▶ **Work to complete**:
Repeat each record below exactly, omitting whatever pictures appear in it.

▶ **Data to use**:

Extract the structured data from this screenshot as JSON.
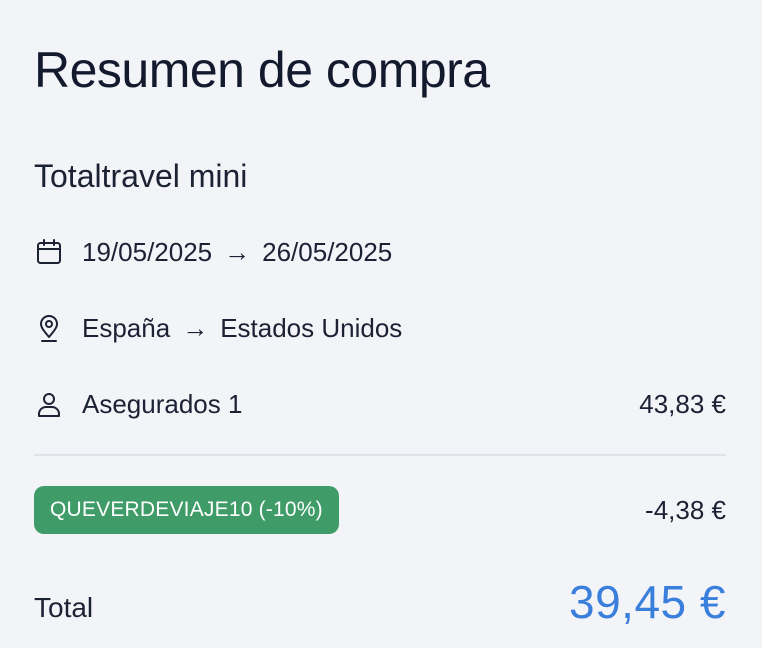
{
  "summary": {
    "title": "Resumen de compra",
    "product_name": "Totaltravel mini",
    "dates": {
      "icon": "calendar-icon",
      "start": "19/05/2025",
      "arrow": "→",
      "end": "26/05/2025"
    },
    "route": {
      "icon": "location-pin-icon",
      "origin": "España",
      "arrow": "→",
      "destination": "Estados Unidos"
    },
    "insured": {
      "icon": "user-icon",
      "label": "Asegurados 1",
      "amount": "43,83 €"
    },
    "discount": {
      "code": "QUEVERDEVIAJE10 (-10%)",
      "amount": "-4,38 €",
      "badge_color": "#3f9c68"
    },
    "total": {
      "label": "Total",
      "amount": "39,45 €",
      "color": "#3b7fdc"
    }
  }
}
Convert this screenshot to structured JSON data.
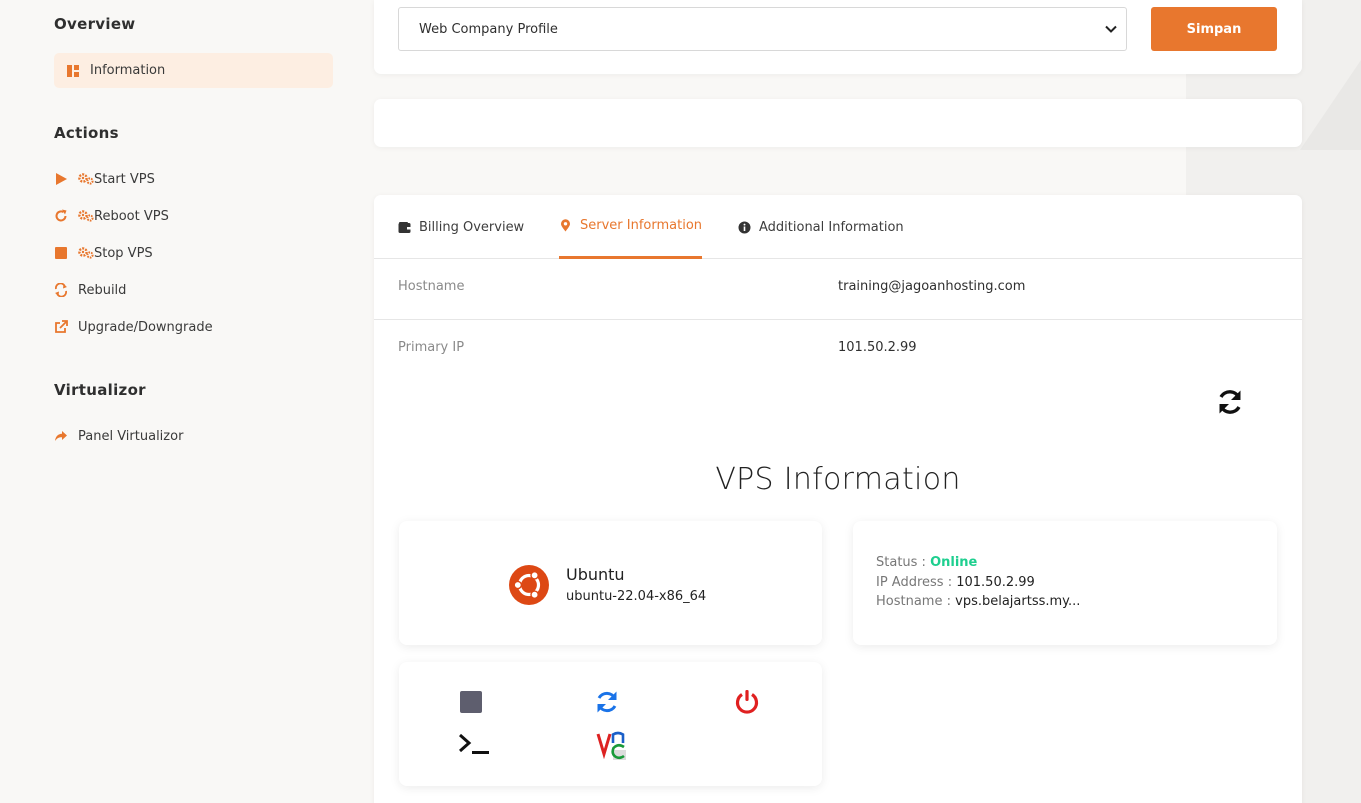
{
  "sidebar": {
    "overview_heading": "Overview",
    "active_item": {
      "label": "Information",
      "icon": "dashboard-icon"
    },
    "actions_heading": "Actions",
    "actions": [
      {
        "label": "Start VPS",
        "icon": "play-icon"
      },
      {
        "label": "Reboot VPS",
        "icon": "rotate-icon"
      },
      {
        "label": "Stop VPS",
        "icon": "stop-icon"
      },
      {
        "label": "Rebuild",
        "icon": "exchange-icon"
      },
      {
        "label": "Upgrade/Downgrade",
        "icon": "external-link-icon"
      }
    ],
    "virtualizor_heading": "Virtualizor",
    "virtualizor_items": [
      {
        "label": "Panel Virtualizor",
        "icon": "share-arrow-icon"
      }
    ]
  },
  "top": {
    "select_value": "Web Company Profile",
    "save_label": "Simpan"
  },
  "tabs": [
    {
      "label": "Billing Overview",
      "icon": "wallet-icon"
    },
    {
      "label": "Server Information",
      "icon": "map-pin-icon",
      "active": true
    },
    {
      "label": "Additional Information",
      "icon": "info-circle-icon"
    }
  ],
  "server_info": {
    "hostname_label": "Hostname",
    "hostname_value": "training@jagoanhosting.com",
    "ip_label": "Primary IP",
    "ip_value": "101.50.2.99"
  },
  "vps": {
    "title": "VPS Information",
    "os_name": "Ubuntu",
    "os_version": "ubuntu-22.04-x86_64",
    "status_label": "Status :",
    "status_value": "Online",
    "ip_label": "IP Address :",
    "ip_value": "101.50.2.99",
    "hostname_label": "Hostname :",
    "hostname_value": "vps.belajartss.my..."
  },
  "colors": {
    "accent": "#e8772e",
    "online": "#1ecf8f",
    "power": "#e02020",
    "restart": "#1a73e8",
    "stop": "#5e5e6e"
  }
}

▶ **Output below**:
Extract the structured data from this screenshot as JSON.
{
  "summary": {
    "title": "Resumen de compra",
    "product_name": "Totaltravel mini",
    "dates": {
      "icon": "calendar-icon",
      "start": "19/05/2025",
      "arrow": "→",
      "end": "26/05/2025"
    },
    "route": {
      "icon": "location-pin-icon",
      "origin": "España",
      "arrow": "→",
      "destination": "Estados Unidos"
    },
    "insured": {
      "icon": "user-icon",
      "label": "Asegurados 1",
      "amount": "43,83 €"
    },
    "discount": {
      "code": "QUEVERDEVIAJE10 (-10%)",
      "amount": "-4,38 €",
      "badge_color": "#3f9c68"
    },
    "total": {
      "label": "Total",
      "amount": "39,45 €",
      "color": "#3b7fdc"
    }
  }
}
Convert this screenshot to structured JSON data.
{
  "sidebar": {
    "overview_heading": "Overview",
    "active_item": {
      "label": "Information",
      "icon": "dashboard-icon"
    },
    "actions_heading": "Actions",
    "actions": [
      {
        "label": "Start VPS",
        "icon": "play-icon"
      },
      {
        "label": "Reboot VPS",
        "icon": "rotate-icon"
      },
      {
        "label": "Stop VPS",
        "icon": "stop-icon"
      },
      {
        "label": "Rebuild",
        "icon": "exchange-icon"
      },
      {
        "label": "Upgrade/Downgrade",
        "icon": "external-link-icon"
      }
    ],
    "virtualizor_heading": "Virtualizor",
    "virtualizor_items": [
      {
        "label": "Panel Virtualizor",
        "icon": "share-arrow-icon"
      }
    ]
  },
  "top": {
    "select_value": "Web Company Profile",
    "save_label": "Simpan"
  },
  "tabs": [
    {
      "label": "Billing Overview",
      "icon": "wallet-icon"
    },
    {
      "label": "Server Information",
      "icon": "map-pin-icon",
      "active": true
    },
    {
      "label": "Additional Information",
      "icon": "info-circle-icon"
    }
  ],
  "server_info": {
    "hostname_label": "Hostname",
    "hostname_value": "training@jagoanhosting.com",
    "ip_label": "Primary IP",
    "ip_value": "101.50.2.99"
  },
  "vps": {
    "title": "VPS Information",
    "os_name": "Ubuntu",
    "os_version": "ubuntu-22.04-x86_64",
    "status_label": "Status :",
    "status_value": "Online",
    "ip_label": "IP Address :",
    "ip_value": "101.50.2.99",
    "hostname_label": "Hostname :",
    "hostname_value": "vps.belajartss.my..."
  },
  "colors": {
    "accent": "#e8772e",
    "online": "#1ecf8f",
    "power": "#e02020",
    "restart": "#1a73e8",
    "stop": "#5e5e6e"
  }
}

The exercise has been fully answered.